(How many Chinese or Japanese ultranationalists will leave long rants in the comments section now...)

9 October 2010

The Etymology of Kaba

Ikumi: your wish is my commend!

Kaba is the Japanese word for hippopotamus. This word probably has one of the strangest etymologies I've ever seen, so I thought I'd break that down.

The Japanese "kaba" uses the kanji 河馬, which comes from the Chinese "hema", using identical characters. The kanji in both cases seem to come from the Latin "hippopotamus", which is literally "river [河] horse [馬]", however, Japanese Wikipedia says it's also possibly a direct translation of the German word flusspferd, which is also literally "river horse", probably also coming from the Latin. Now, that Latin comes from the Greek ἱπποπόταμος, which you can almost see from the Greek characters is almost letter-for-letter the same. As you can see to your left, hippos used to live all the way down the Nile to the Mediterranean, where the ancient Greeks saw them in the mouth of the river and gave them that silly name. So, there you go! A Japanese word with an ancient Greek root.

19 September 2010

The Etymology of Genki

I've been using Google Anal-ytics to keep a bit track of who comes to this site and why, and I noticed people that come here via Google searches are coming here for completely unrelated reasons. This is unfortunate.

But one caught my eye, which is "etymology of genki". Genki, as my readers know, is already one of those words that foreigners in Japan use in daily conversation, but no one really knows where it comes from.

Until now.

The breakdown:

  元気 ("gen - ki")
  元 gen ("base, foundation")
  気 ki ("chi, spirit, life force")

Somewhat similar to European humorism, you could have good ki and bad ki and they would affect you physically and emotionally. This is a major spiritual and linguistic concept in Japanese, where there are well over 10,000 words which use the 気 character.
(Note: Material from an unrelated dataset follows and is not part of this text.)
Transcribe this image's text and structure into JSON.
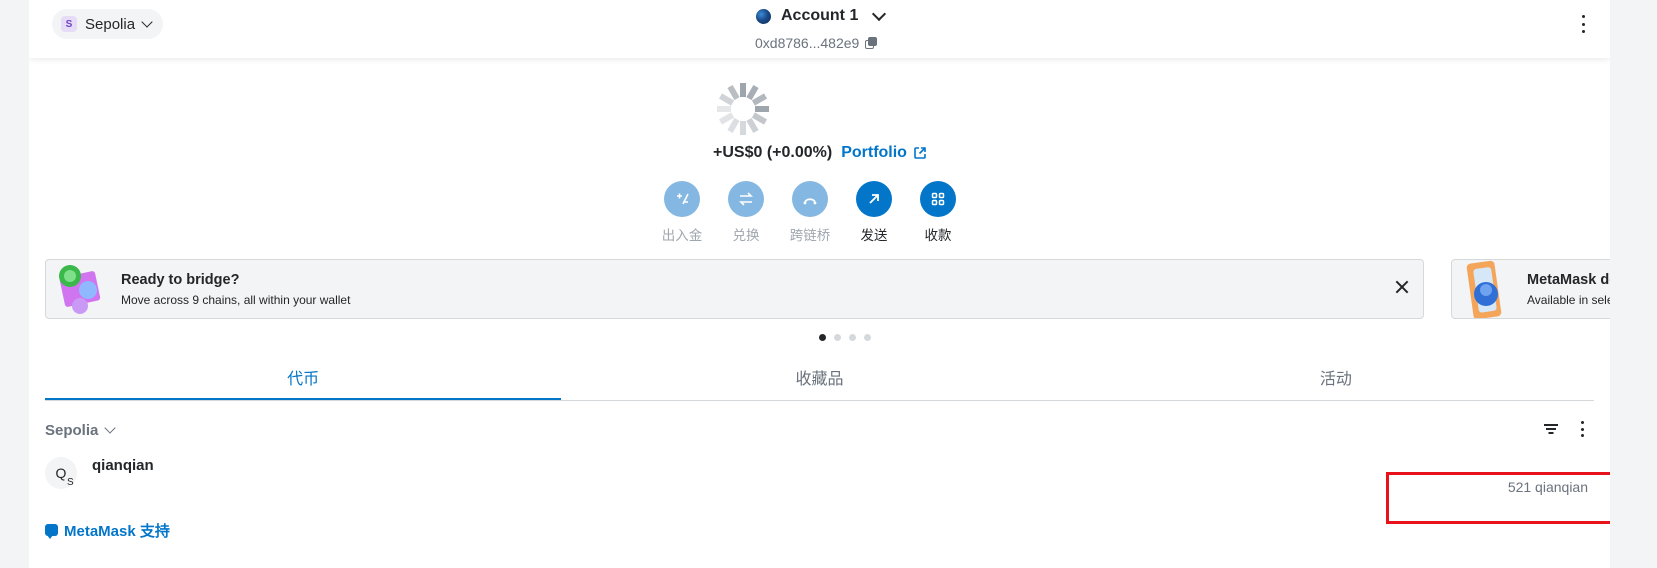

Now in modern Japanese, the common word byoki (病気) means "sickness", or literally "sick ki". However, in classical Japanese, genki was spelled 減気, rooted in the word herasu (減らす-- note the kanji), which means "decrease". So, if your bad ki gets reduced, you're genki. In modern Japanese, the character's changed and it has a more positive meaning, which is "happy and healthy".

Case closed.

17 September 2010



20 May 2010

London 2012 Mascots Look Like Vortigaunts

Former Saga resident Charlene posted in her blog about London's lovable... eh... well, shiny Olympic mascots for the 2012 games, Wenlock and Mandeville -- which I believe are named after the finger puppets from Salad Fingers.

I realized, though, that I'd seen them somewhere before. It's been bugging me all day, but as soon as I got home today it hit me like a sack of oranges.

Exhibit A: Wenlock and Mandeville, Mascots

Exhibit B: The Half-Life game series aliens, the Vortigaunts.


Wenlock and Mandeville are Vortigaunts!

This is probably to get us ready for the invasion!!

AUGHHHH! *hyperventilate*